Sustainability and the Good Life
Open Panel Debate
What does it mean to live a good life in a time when the human population keeps on growing, the oil age is coming to an end, the climate is changing, the oceans are turning more acidic, and fertile soils the world over are eroding?
These and other simultaneous threats lead many to seek creative responses at several levels of consideration and action. Lighter individual lifestyles are being experimented with as much as is bioregional citizenship, national and international distributive justice, and the question of active green resistance to the dominant power structures. These adaptations are emerging as increasingly noteworthy and critical research topics. Building on specialist expertise of different researchers and research institutions across the Nordic countries, this doctoral course seeks to confront these topics by exploring the above question, and also these: Where do contemporary visions of the sustainable good life come from? What functions do they serve? How are they expressed in current transition processes? Is a sustainable and satisfying life possible for all?
We have invited four illustrious speakers to reflect on these issues, and challenge one another.

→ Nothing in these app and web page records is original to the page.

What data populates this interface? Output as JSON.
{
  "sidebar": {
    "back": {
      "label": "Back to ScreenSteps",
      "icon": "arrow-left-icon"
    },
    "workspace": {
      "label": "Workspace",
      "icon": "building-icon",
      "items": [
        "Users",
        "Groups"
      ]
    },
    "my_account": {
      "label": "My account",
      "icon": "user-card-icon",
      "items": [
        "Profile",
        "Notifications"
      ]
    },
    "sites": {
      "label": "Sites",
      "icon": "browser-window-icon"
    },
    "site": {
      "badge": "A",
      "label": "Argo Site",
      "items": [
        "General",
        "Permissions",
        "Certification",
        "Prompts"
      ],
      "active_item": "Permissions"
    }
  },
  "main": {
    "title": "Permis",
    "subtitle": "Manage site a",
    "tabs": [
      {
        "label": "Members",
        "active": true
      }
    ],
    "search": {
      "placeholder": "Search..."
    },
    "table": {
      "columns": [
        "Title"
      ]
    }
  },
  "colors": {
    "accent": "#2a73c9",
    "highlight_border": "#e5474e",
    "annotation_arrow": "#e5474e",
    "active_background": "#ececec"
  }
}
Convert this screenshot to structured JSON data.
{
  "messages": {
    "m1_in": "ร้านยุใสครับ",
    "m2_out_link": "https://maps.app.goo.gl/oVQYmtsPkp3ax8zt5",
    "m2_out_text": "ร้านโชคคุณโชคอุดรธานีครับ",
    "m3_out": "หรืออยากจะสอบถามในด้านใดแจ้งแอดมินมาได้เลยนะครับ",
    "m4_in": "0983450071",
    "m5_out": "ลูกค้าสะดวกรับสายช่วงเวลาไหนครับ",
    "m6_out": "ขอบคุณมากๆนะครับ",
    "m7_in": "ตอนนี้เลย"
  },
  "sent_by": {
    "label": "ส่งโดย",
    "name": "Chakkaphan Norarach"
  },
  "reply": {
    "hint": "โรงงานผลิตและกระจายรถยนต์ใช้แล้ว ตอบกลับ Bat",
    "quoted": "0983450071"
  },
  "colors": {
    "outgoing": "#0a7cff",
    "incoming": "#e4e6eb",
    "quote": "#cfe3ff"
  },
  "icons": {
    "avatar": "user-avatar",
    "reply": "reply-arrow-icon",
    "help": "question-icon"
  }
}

Lawrence Buell is Powell M. Cabot Professor of American Literature Emeritus and Research Professor at Harvard University. He is also the 2012 Arne Næss Chair-holder at the Centre for Development and the Environment, University of Oslo. His books include New England Literary Culture (1986), The Environmental Imagination: Thoreau, Nature Writing, and the Formation of American Culture (1995), Writing for an Endangered World (2001), Emerson (2003), The Future of Environmental Criticism (2005), and (ed. with Wai-Chee Dimock) Shades of the Planet: American literature as World Literature (2007). He is a Mellon Fellow, a former Guggenheim Fellow, two-time National Endowment for the Humanities senior research fellow, and member of the American Academy of Arts and Sciences. In 2007 he was received the Modern Language Association’s Jay Hubbell Award for lifetime contributions to American Literature scholarship.
Kate Soper is Emerita Professor of Philosophy attached to the Institute for the Study of European Transformations at London Metropolitan University, and a Visiting Humanities Professor at Brighton University. She worked as a journalist and translator before becoming a full-time academic. She has published widely on environmental philosophy, aesthetics of nature, theory of needs and consumption, and cultural theory. Her more recent writings include What is Nature? Culture, Politics and the Non-Human (1995), To Relish the Sublime: Culture and Self-Realisation in Postmodern times (with Martin Ryle, 2002); Citizenship and Consumption (co-editor, 2007) and The Politics and Pleasures of Consuming Differently (co-editor, 2008). She has been a member of the editorial collectives of Radical Philosophy and New Left Review and a regular columnist for the US journal, Capitalism, Nature, Socialism.
Karen O’Brien is a professor in the Department of Sociology and Human Geography at the University of Oslo. Her research on global environmental change emphasizes both adaptation and transformation; she is particularly interested in how account beliefs, values and worldviews influence responses and can contribute to changes in behaviors and systems to promote sustainability.
Thomas Hylland Eriksen is a social anthropologist whose work on the quality of life is less known than his research on globalization and identity politics, but he has written on the topic for years, often in a comparative perspective, questioning commonly held assumptions about, and conceptualizations of, development.
The debate will be hosted by prof. Harold Wilhite, of the Centre for Development and the Environment.
It is going to take place in English.